Maybe I missed it, but I didn't notice anyone pointing out that bullets bouncing off of anything don't spark! That's just Hollywood special effects.
Bullets are made of "non-sparking" materials; lead, or lead jacketed in copper or other materials that don't spark. The reason for this is so that the barrels of the firearms aren't destroyed by the very bullets they are firing.
So, the line in the story "... exacerbating the risk that bullets may glance off rocks and create sparks" is just so much BS.
Of course, the hot gases and power residue ejected from the business end of the firearm may ignite dry brush, and a bullet striking a metal object and slamming it into another metal object in a dump could generate sparks. But the bullets themselves don't spark!
Granted, I'm old school. But with a Ph.D. in EE, I've copied a boatload of equations from boards, onto boards, into papers, ad nauseum. I've tried every equation editor out there (this might be a slight exaggeration) and I have to agree that TeX is the best solution. TeX takes some learning, and that's by no means a trivial effort. The most powerful tools we have (like, say, language) take effort to master but the payoff is grand. I've found that when writing papers, and especially when I was writing my dissertation, that equation entry using TeX was almost as fast as I could write with pen and paper and in some cases a bit faster thanks to macros.
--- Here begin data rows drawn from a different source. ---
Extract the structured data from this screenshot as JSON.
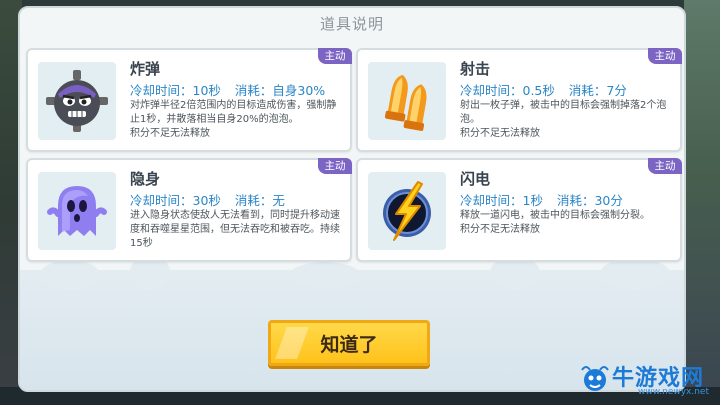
{
  "dialog": {
    "title": "道具说明",
    "confirm_label": "知道了"
  },
  "items": [
    {
      "name": "炸弹",
      "badge": "主动",
      "cooldown": "冷却时间：10秒",
      "cost": "消耗：自身30%",
      "desc": "对炸弹半径2倍范围内的目标造成伤害，强制静止1秒，并散落相当自身20%的泡泡。",
      "note": "积分不足无法释放",
      "icon": "bomb-icon"
    },
    {
      "name": "射击",
      "badge": "主动",
      "cooldown": "冷却时间：0.5秒",
      "cost": "消耗：7分",
      "desc": "射出一枚子弹，被击中的目标会强制掉落2个泡泡。",
      "note": "积分不足无法释放",
      "icon": "bullet-icon"
    },
    {
      "name": "隐身",
      "badge": "主动",
      "cooldown": "冷却时间：30秒",
      "cost": "消耗：无",
      "desc": "进入隐身状态使敌人无法看到，同时提升移动速度和吞噬星星范围，但无法吞吃和被吞吃。持续15秒",
      "note": "",
      "icon": "ghost-icon"
    },
    {
      "name": "闪电",
      "badge": "主动",
      "cooldown": "冷却时间：1秒",
      "cost": "消耗：30分",
      "desc": "释放一道闪电，被击中的目标会强制分裂。",
      "note": "积分不足无法释放",
      "icon": "lightning-icon"
    }
  ],
  "watermark": {
    "text": "牛游戏网",
    "url": "www.newyx.net"
  },
  "colors": {
    "badge": "#7b64c4",
    "stats": "#2a86c7",
    "button": "#ffc21b"
  }
}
The real issue for the original poster, however, is taking notes in class. I have to agree with other replies here: use a notebook and a pen (or pencil, whichever suits you) and scribble your notes. Then transcribe later. Effectively, you will do this later anyway in the process of reviewing your notes and, hopefully, learning from them.
Finally, for my money, take the absolute minimum notes you can get away with. Taking notes during class splits your attention between writing and listening to the lecture. Depending on the instructor, that can get you behind the curve very quickly. I have always found that trying to stay a chapter ahead in the text, which I can do at my own pace and in my own time, was the best way to learn from a knowledgeable teacher. That way you can just listen, follow along, reinforce what you've been working on at your own pace, and when the occasional gem of wisdom comes along (or one of your misconceptions is corrected) you can scribble a few words that will jog your memory later.
But that's just me. YMMV.
Good luck in your studies!
I don't have a problem with mocking the space program or NASA. There's plenty of good that can be done with a few good laughs. And, for the record, I have watched and enjoyed nearly every one of Colbert's shows.
The people who lost were the space program supporters who took the vote seriously and were made instantly irrelevant by Colbert's horde.
But you are right. A large group of people with no knowledge of and no opinion on a subject can be mobilized in a moment to take control of an issue. Fascinating, but scary in my opinion.
Although I generally have appreciated Colbert's humor, this latest stunt seems not to be a jab at NASA or the space program, but shows that one self-absorbed comedian can wipe out the ISS and space program supporters just for a laugh (and higher ratings and more money for himself.)
All those who, for whatever reason, took the vote "seriously" were slapped down so Comedy Central can make a few more bucks.
I imagine that anyone of the "Colbert Nation" that took the time to vote had little interest in anything else NASA has to offer. For most of these people, it just magnifies the idea that the ISS is a joke.
Oh well, maybe that's all that's left. Just jokes.
I _was_ stretching a bit to make it eight. My hope is they'll attach a pod to the outside and call it Inara!
Am I taking this all too seriously?
I have a theory that it's impossible to prove anything, but I can't prove it.